Substitutes For Dryer Sheets | Cleancult

My ten tips for Health4earth holiday shopping: 

 

Purchase clothing made from natural fibers – synthetic fibers like polyester are made from plastic. Opt for alternatives to dryer sheets for your laundry.

What have we learned?

After all the loss of life, sadness, loneliness, lies and chaos of 2020 lets hope we have learned some thing from the disfunction and poor leadership we have faced. I thought this letter to the editor had a lot to say:

Can we understand that if we can apply these lessons to the climate crisis, we’ve taken the most pro-life action possible?


As the pandemic year of 2020 comes to a close, we need to ask if we’ve learned from it, or whether we are doomed to repeat what we did not learn. Did we learn that there are serious personal and global consequences from destroying nature and the web of life that we’re part of? Did we learn that truth matters, not only as an ethical imperative, but as a requisite for a successful democracy? Did we learn that science matters and that disregard for the lessons of science robs humanity of tools that sustain life? Did we learn how countries that were united by common purpose and mutual trust were more successful in combating the pandemic than countries without unity and trust? That there is a critical role for leadership and democratic governance? That in this interdependent, globalized world, our health and future are bound together across national boundaries? That our future depends on putting cooperation above national interest?


Can we imagine how these lessons apply to the climate crisis? Can we understand that if we don’t apply these lessons to the climate crisis, the systems that support all life on our planet cannot be sustained, and COVID-19 will seem like child’s play by comparison? And finally, can we understand that if we can apply these lessons to the climate crisis, we’ve taken the most pro-life action possible?  Lyndon Torstenson,   Startribune.com 

3 things to do this week!

 

If everyone does a little, it adds up to a lot!

I have three things I think everyone should do this week.
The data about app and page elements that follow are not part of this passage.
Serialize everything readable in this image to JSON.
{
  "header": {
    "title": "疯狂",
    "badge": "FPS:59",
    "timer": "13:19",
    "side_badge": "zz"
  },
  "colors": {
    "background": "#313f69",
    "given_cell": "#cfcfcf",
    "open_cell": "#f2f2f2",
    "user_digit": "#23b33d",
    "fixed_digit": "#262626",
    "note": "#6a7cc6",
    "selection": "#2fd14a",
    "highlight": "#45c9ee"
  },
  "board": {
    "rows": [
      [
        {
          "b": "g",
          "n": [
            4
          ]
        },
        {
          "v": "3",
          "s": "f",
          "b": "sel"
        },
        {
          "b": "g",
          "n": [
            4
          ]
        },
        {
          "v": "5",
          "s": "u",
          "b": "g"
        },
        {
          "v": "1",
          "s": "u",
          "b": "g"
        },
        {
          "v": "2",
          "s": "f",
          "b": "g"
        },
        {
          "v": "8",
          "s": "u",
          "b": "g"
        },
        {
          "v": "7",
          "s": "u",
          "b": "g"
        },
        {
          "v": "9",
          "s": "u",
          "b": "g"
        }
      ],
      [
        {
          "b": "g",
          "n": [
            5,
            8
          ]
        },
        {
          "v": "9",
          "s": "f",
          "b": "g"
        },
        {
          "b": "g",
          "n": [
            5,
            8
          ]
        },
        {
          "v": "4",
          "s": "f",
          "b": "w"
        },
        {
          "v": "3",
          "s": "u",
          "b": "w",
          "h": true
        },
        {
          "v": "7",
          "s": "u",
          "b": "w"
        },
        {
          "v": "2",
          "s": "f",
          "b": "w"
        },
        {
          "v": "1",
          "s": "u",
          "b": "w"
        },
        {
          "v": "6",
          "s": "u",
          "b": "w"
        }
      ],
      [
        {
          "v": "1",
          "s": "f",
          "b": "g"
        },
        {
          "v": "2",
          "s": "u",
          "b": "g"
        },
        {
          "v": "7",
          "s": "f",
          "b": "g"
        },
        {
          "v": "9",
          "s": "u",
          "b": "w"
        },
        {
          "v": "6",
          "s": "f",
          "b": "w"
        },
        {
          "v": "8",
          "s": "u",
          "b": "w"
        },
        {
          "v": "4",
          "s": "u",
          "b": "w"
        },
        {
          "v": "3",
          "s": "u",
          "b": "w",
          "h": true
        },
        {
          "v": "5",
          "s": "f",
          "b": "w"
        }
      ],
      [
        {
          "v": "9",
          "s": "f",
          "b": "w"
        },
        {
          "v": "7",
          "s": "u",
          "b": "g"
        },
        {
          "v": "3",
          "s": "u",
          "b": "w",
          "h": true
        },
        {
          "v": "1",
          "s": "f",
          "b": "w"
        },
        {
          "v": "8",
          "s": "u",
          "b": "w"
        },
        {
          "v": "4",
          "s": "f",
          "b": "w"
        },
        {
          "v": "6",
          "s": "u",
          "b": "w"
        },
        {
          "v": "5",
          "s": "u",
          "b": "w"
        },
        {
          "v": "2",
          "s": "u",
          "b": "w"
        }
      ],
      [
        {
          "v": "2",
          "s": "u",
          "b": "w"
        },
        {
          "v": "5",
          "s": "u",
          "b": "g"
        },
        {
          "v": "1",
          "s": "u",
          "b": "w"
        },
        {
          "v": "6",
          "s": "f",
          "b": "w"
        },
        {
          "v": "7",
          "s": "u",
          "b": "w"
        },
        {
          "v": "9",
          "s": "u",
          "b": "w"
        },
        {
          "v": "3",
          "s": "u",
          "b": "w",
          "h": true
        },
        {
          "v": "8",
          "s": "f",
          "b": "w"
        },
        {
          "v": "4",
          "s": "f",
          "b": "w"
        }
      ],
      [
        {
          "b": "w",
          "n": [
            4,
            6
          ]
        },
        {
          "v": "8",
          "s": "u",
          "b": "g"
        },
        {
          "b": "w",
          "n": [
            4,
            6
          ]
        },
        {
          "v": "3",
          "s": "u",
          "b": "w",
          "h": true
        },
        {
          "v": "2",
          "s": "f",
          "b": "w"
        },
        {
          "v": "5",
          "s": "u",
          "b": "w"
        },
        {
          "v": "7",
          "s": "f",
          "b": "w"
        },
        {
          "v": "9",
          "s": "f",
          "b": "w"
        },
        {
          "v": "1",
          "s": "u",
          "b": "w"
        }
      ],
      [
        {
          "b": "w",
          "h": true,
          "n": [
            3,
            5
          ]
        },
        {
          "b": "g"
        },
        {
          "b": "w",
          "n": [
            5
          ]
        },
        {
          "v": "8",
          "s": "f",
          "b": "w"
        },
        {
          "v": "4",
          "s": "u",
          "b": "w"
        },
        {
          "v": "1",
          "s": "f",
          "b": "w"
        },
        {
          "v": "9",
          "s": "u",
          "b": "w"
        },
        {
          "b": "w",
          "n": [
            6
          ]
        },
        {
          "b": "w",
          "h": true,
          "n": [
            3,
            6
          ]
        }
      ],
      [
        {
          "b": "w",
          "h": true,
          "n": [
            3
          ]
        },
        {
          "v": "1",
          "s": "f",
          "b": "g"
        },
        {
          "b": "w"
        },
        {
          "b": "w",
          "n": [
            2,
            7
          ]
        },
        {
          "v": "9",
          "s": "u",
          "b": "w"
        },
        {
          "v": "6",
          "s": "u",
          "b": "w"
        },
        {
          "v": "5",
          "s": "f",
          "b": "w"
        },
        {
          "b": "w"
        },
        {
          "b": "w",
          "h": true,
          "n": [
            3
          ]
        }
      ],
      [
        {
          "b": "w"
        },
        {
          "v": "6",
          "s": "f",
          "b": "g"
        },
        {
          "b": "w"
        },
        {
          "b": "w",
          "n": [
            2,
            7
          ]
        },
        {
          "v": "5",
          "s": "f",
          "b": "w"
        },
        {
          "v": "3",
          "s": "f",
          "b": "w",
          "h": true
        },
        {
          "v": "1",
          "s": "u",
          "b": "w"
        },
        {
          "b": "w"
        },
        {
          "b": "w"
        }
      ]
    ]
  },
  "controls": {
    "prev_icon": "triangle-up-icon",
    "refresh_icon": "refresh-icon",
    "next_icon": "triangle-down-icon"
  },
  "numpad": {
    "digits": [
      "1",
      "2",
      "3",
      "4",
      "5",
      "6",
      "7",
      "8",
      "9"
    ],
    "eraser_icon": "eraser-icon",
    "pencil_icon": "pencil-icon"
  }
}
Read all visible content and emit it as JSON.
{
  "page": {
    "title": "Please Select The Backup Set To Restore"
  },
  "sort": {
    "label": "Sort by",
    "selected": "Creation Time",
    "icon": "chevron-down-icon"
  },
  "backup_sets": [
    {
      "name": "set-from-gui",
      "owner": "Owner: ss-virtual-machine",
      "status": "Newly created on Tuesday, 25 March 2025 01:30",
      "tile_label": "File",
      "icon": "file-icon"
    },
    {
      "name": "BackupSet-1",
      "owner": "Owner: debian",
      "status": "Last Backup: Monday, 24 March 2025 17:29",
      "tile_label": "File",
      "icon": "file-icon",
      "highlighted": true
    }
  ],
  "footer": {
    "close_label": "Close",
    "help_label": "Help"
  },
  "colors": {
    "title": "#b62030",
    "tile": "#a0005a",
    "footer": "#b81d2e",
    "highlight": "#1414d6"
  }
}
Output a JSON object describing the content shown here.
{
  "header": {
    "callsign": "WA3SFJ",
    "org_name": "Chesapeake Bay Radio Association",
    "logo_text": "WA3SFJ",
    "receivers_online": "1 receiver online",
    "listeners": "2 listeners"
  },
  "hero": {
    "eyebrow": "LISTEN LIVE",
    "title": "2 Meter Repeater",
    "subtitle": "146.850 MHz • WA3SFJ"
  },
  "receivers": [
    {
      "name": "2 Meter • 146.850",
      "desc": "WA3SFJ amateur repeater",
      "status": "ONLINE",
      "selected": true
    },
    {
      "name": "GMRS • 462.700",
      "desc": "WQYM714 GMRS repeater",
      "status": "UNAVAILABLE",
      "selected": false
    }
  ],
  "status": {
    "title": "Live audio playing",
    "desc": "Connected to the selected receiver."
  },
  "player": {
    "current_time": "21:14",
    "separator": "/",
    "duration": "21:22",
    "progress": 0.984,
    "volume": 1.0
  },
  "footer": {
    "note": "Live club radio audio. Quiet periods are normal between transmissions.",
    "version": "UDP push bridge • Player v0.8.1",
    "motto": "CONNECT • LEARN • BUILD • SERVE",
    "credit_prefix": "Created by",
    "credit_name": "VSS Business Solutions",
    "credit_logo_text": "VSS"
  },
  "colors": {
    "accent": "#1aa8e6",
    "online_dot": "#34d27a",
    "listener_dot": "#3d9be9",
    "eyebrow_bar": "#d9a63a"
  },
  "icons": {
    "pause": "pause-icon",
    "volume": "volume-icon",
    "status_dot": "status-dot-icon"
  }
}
Happy holidays!

1.Wrapping gifts (Ideas from MPR)

My husband’s wrapping

Despite its name, you actually can’t recycle most wrapping paper.  It contains too much foil and glitter.

The only types of wrapping paper that are recyclable are the ones that are one hundred percent made out of paper. This will most likely be the plain brown paper you’ve seen packages wrapped in. You can get creative and decorate the paper with drawings to spruce up the present.

Gifts in reusable cloth bags

You can get even more creative by using materials that you already have to wrap your presents. You could use old newspapers and compost them or cloth bags and ribbon and reuse them next year. 

Gifts

You can give gifts to your friends, family and the environment all at once. You could give to a cause the person is passionate about, or plan a clothing swap all while creating zero waste.  

You also may want to consider supporting small businesses this year by shopping locally rather than getting things delivered. 

2. Don’t Waste food. 

Food waste picture
Wasting food wastes water, energy and labor!

Wasted food is a huge contributor to global warming and climate change. It is a waste of energy, labor, and water, often contributing to air and water pollution. Rotting food in landfills contributes more air and water pollution.  In the United States we waste 40% of our food, and we can all do better. Read about it at Save The Food 

Cook only what you need and have a plan for using leftovers.

3. Take an AWE walk

Find beauty in your neighborhood!

Take a healthy mindful walk and pay attention! Leave your phone and headphones at home. Look at the beauty of the trees, the sunshine and landscape. Listen for the wind and birds.  Find something you love and something that surprises you. Unwind and enjoy!